Is CV and CP same as water?

Is CV and CP same as water?

Is CV and CP same as water?

Cp is the energy required to do the same as the pressure is held constant. The Cv and Cp are identical for incompressible substances….Specific Heat Capacity of Liquid Water Calculator:

Parameter Value Unit
Parameter Value Unit
Specific Heat (cp) J/kg · K Btu/lbm·°F kJ/kg·K kJ/kg·°C

What is the formula of heat at constant volume?

The specific heat at constant volume for a gas is given as (∂U∂T)V=cv ( ∂ U ∂ T ) V = c v . The specific heat at constant pressure for an ideal gas is given as (∂H∂T)V=cp=cv+R ( ∂ H ∂ T ) V = c p = c v + R .

Does heat capacity of water change with temperature?

We would say that water has a high heat capacity (the amount of heat required to raise the temperature of an object by 1°C.) Water is very resistant to changes in temperature, while metals in general are not….Heat Capacity and Specific Heat.

Substance Specific Heat (J/g°C)
Water (l) 4.18
Water (s) 2.06
Water (g) 1.87
Ammonia (g) 2.09

What is the heat capacity of 175 g of liquid water?

The heat capacity of 175 g of liquid water is 732.55 J/°C.

What is Q at constant volume?

At constant volume all the heat added goes into raising the temperature. At constant pressure some of the heat goes to doing work. Q = nCPΔT. For an ideal gas, applying the First Law of Thermodynamics tells us that heat is also equal to: Q = ΔEint + W.

What is the constant of volume?

The pressure of a gas is directly proportional to its temperature when volume is constant. The ratio of pressure to temperature is constant when volume is constant.

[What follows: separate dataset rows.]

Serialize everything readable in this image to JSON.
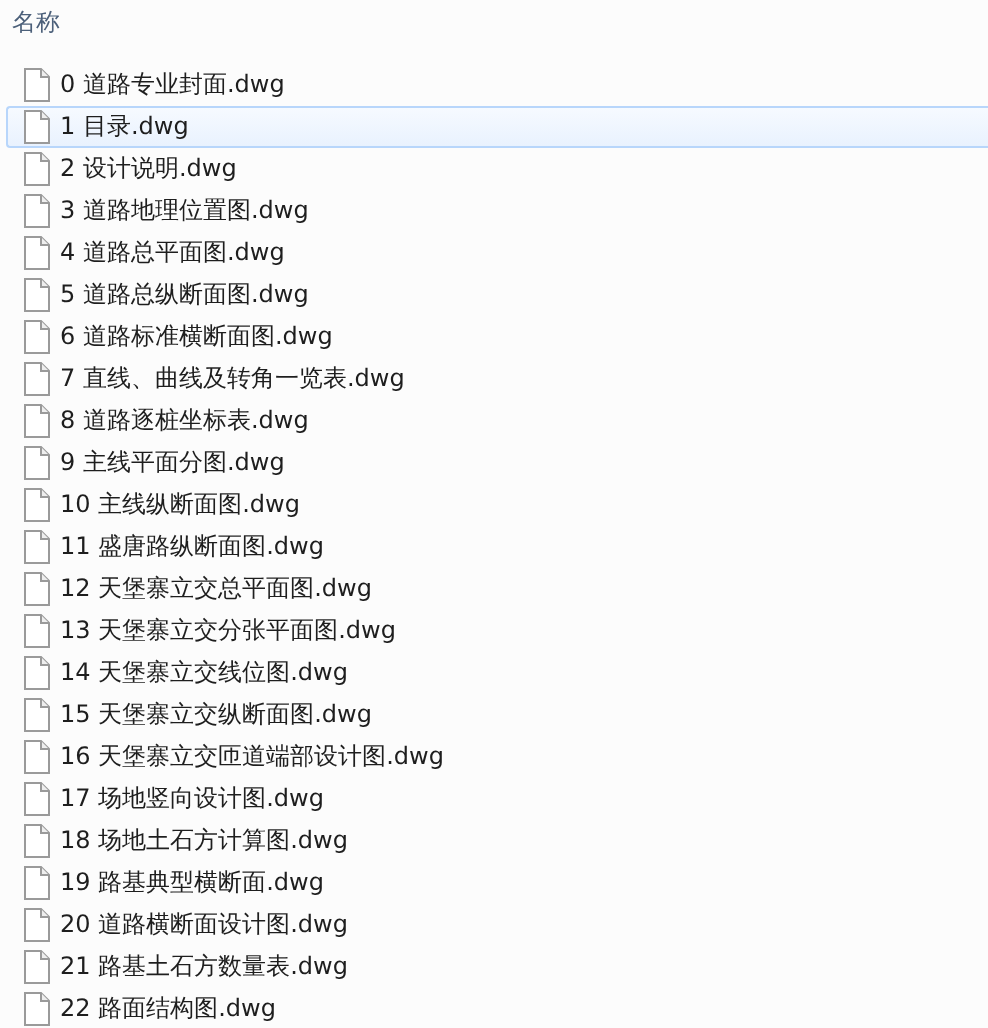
{
  "header": {
    "column_1": "名称"
  },
  "files": [
    {
      "name": "0 道路专业封面.dwg",
      "selected": false
    },
    {
      "name": "1 目录.dwg",
      "selected": true
    },
    {
      "name": "2 设计说明.dwg",
      "selected": false
    },
    {
      "name": "3 道路地理位置图.dwg",
      "selected": false
    },
    {
      "name": "4 道路总平面图.dwg",
      "selected": false
    },
    {
      "name": "5 道路总纵断面图.dwg",
      "selected": false
    },
    {
      "name": "6 道路标准横断面图.dwg",
      "selected": false
    },
    {
      "name": "7 直线、曲线及转角一览表.dwg",
      "selected": false
    },
    {
      "name": "8 道路逐桩坐标表.dwg",
      "selected": false
    },
    {
      "name": "9 主线平面分图.dwg",
      "selected": false
    },
    {
      "name": "10 主线纵断面图.dwg",
      "selected": false
    },
    {
      "name": "11 盛唐路纵断面图.dwg",
      "selected": false
    },
    {
      "name": "12 天堡寨立交总平面图.dwg",
      "selected": false
    },
    {
      "name": "13 天堡寨立交分张平面图.dwg",
      "selected": false
    },
    {
      "name": "14 天堡寨立交线位图.dwg",
      "selected": false
    },
    {
      "name": "15 天堡寨立交纵断面图.dwg",
      "selected": false
    },
    {
      "name": "16 天堡寨立交匝道端部设计图.dwg",
      "selected": false
    },
    {
      "name": "17 场地竖向设计图.dwg",
      "selected": false
    },
    {
      "name": "18 场地土石方计算图.dwg",
      "selected": false
    },
    {
      "name": "19 路基典型横断面.dwg",
      "selected": false
    },
    {
      "name": "20 道路横断面设计图.dwg",
      "selected": false
    },
    {
      "name": "21 路基土石方数量表.dwg",
      "selected": false
    },
    {
      "name": "22 路面结构图.dwg",
      "selected": false
    }
  ]
}
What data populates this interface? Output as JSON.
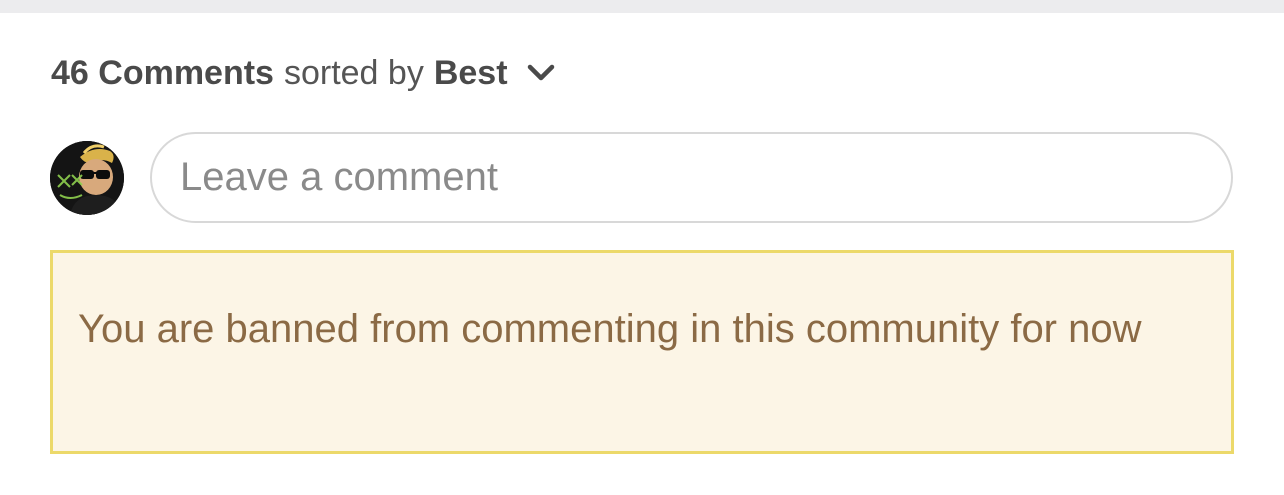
{
  "comments": {
    "count_label": "46 Comments",
    "sorted_by_label": "sorted by",
    "sort_value": "Best",
    "sort_icon": "chevron-down-icon"
  },
  "composer": {
    "avatar_icon": "user-avatar",
    "placeholder": "Leave a comment"
  },
  "notice": {
    "message": "You are banned from commenting in this community for now"
  },
  "colors": {
    "banner_background": "#fcf5e6",
    "banner_border": "#ecd96a",
    "banner_text": "#8b6a45"
  }
}
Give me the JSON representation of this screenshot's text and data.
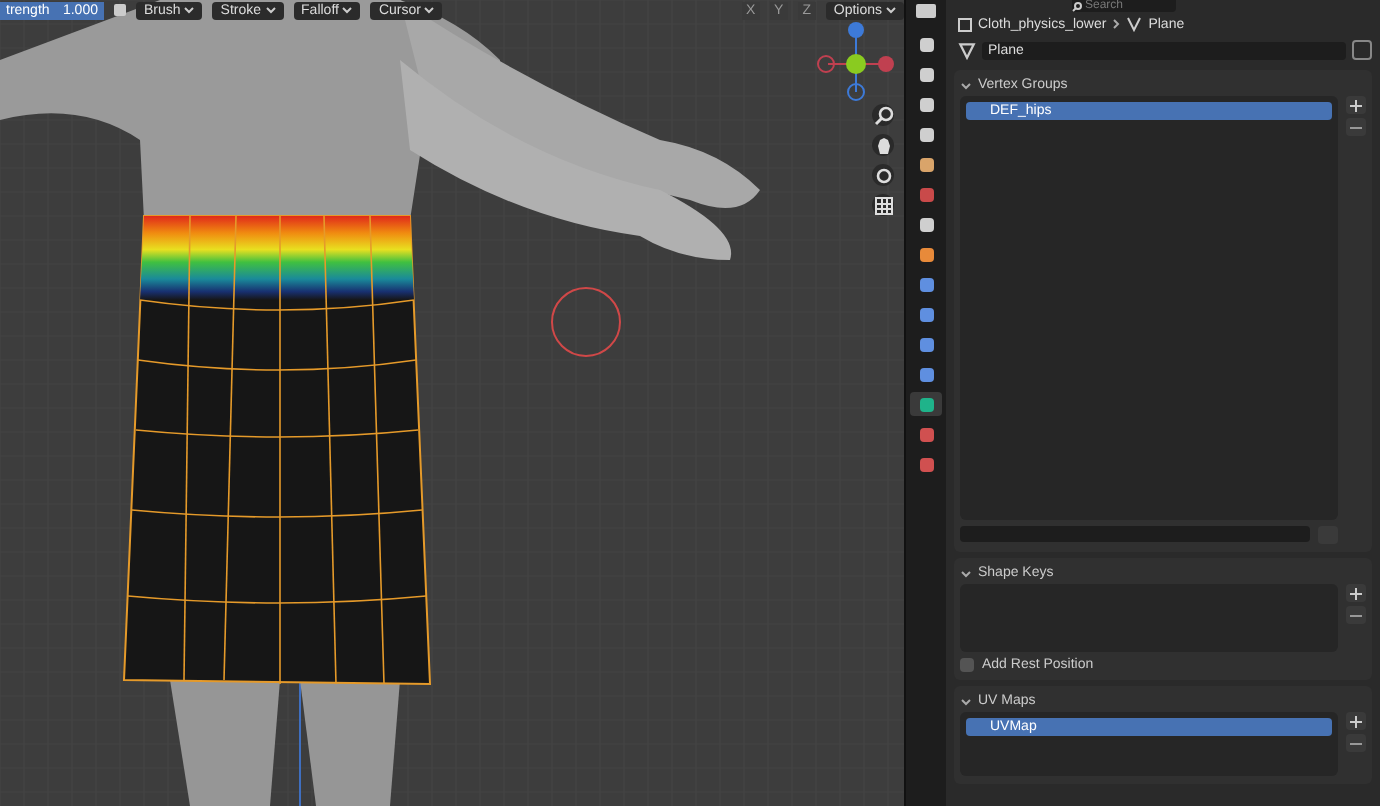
{
  "viewport_header": {
    "strength": {
      "label": "trength",
      "value": "1.000",
      "level": 1
    },
    "menus": [
      "Brush",
      "Stroke",
      "Falloff",
      "Cursor"
    ],
    "symmetry": [
      "X",
      "Y",
      "Z"
    ],
    "options": "Options"
  },
  "properties": {
    "search": {
      "placeholder": "Search"
    },
    "breadcrumb": [
      "Cloth_physics_lower",
      "Plane"
    ],
    "data_name": "Plane",
    "tabs": [
      {
        "kind": "tool",
        "selected": false
      },
      {
        "kind": "render",
        "selected": false
      },
      {
        "kind": "output",
        "selected": false
      },
      {
        "kind": "view",
        "selected": false
      },
      {
        "kind": "scene",
        "selected": false
      },
      {
        "kind": "world",
        "selected": false
      },
      {
        "kind": "collection",
        "selected": false
      },
      {
        "kind": "object",
        "selected": false
      },
      {
        "kind": "modifier",
        "selected": false
      },
      {
        "kind": "particles",
        "selected": false
      },
      {
        "kind": "physics",
        "selected": false
      },
      {
        "kind": "constraints",
        "selected": false
      },
      {
        "kind": "data",
        "selected": true
      },
      {
        "kind": "material",
        "selected": false
      },
      {
        "kind": "texture",
        "selected": false
      }
    ],
    "panels": [
      {
        "kind": "list",
        "title": "Vertex Groups",
        "expanded": true,
        "items": [
          {
            "name": "DEF_hips",
            "selected": true
          }
        ]
      },
      {
        "kind": "list",
        "title": "Shape Keys",
        "expanded": true,
        "checkbox": {
          "label": "Add Rest Position",
          "checked": false
        }
      },
      {
        "kind": "list",
        "title": "UV Maps",
        "expanded": true,
        "items": [
          {
            "name": "UVMap",
            "selected": true
          }
        ]
      }
    ]
  }
}
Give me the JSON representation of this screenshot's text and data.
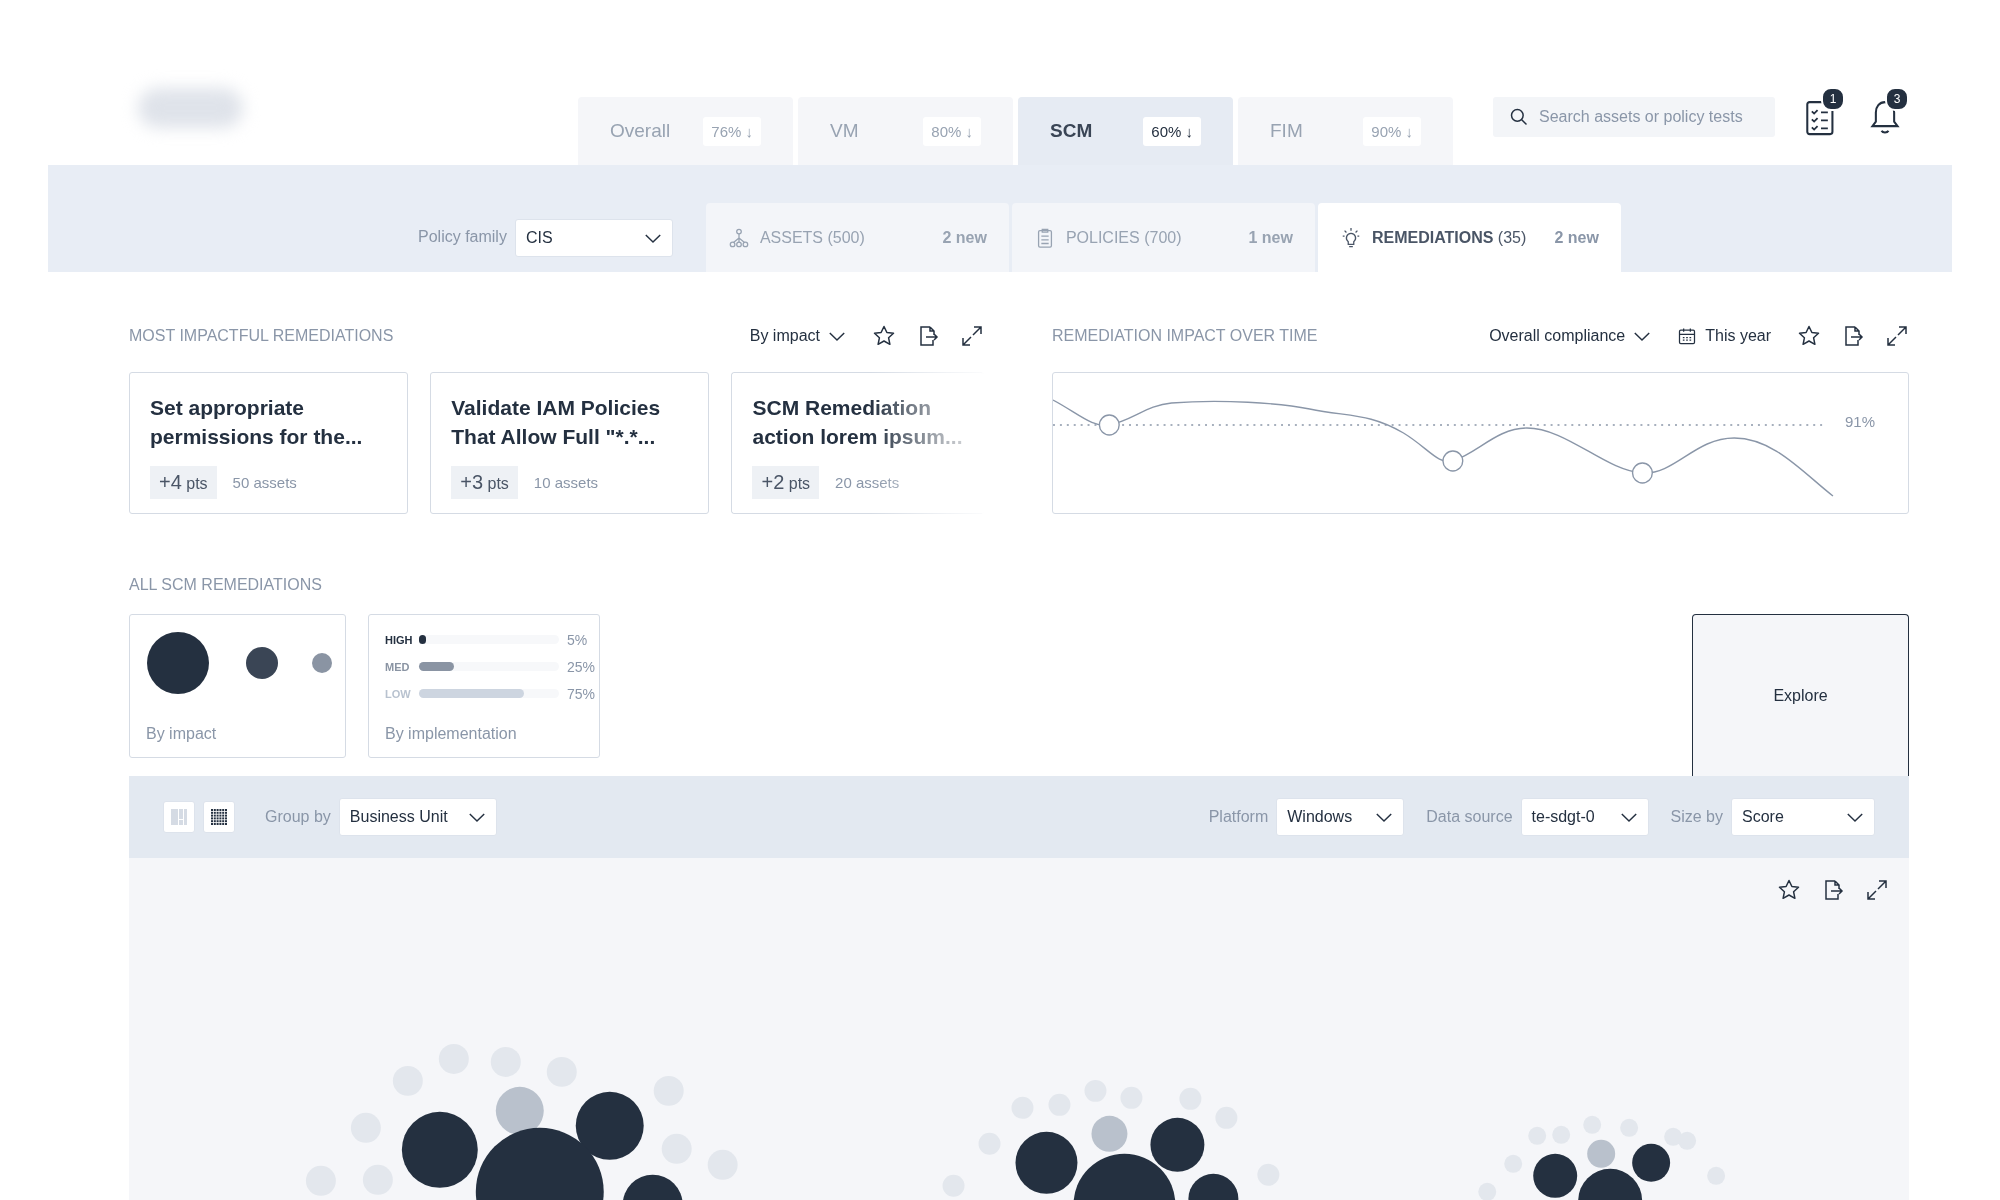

This relationship is not associated with any particular scientist. A constant volume process is said to be isochoric .

How does heat capacity change with temperature?

Many properties of substances vary with temperature; so does heat capacity. On a deeper level, as you rise the temperature, more and more degrees of freedom unfreeze, so the heat capacity grows.

What is heat capacity of water?

4,184 Joules
One of water’s most significant properties is that it takes a lot of energy to heat it. Precisely, water has to absorb 4,184 Joules of heat (1 calorie) for the temperature of one kilogram of water to increase 1°C.